• [Goal of the exercise] Go through the entries below and count the lines where the word "bullet" appears; give only the count.

*** Opening of Material supplied ***

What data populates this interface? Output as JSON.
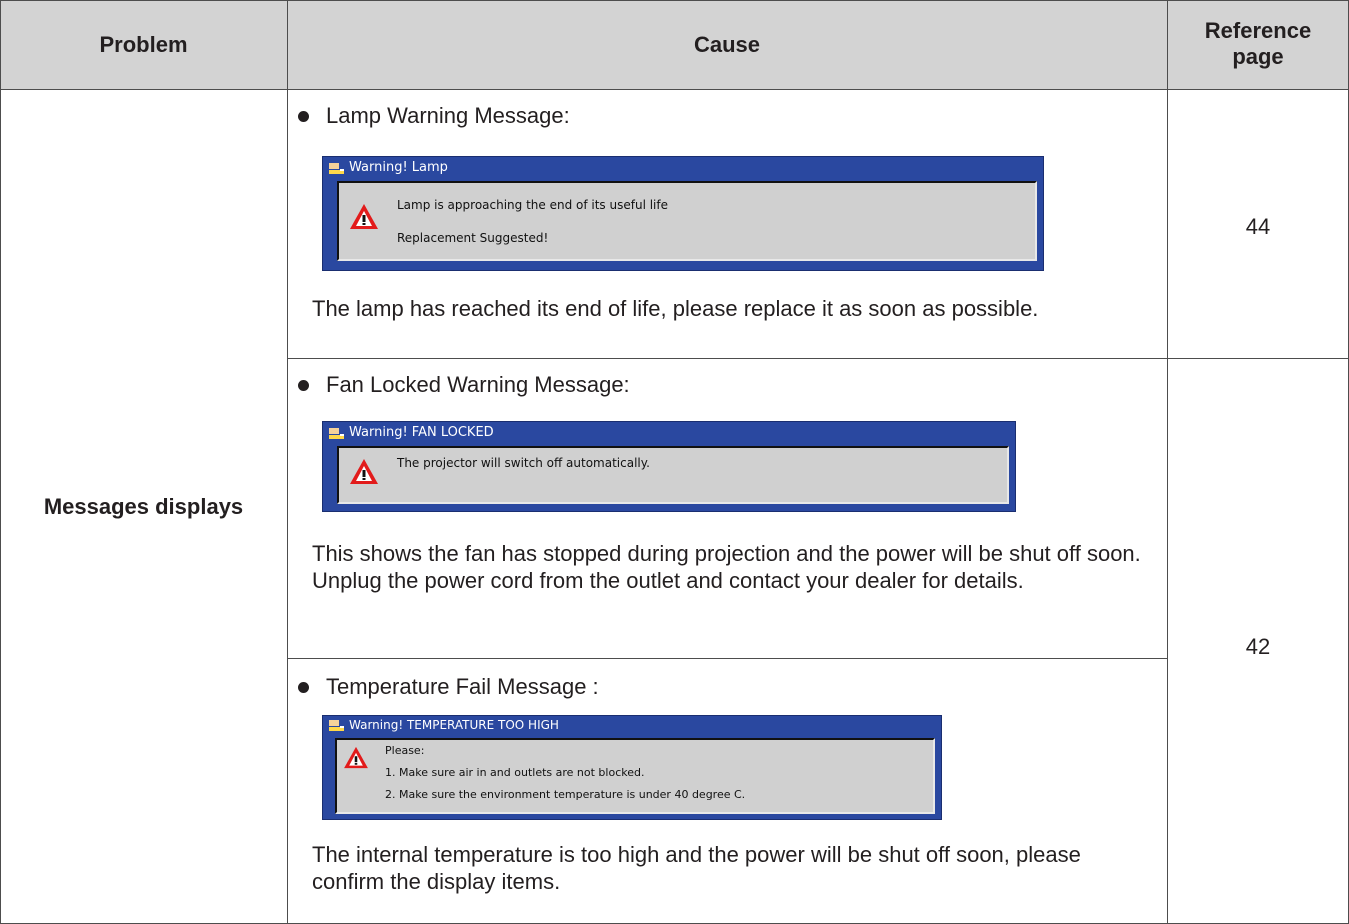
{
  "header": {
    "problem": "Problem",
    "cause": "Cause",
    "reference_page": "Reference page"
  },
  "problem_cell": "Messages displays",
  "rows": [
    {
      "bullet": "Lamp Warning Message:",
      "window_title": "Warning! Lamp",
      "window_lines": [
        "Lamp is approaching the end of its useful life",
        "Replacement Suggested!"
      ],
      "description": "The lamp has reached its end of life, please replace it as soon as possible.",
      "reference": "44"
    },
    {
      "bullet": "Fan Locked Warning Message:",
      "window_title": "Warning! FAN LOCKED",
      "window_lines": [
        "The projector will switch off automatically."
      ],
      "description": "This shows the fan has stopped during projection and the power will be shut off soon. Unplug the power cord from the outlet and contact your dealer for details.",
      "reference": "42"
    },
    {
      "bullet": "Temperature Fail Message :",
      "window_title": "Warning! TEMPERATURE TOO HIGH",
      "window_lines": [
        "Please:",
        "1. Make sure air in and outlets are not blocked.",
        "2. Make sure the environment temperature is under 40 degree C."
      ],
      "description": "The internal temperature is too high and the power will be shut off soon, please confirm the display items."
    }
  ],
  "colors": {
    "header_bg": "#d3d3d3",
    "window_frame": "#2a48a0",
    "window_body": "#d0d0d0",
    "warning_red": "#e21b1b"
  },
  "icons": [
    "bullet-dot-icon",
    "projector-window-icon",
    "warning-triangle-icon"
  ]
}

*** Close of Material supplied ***

• [Result] 4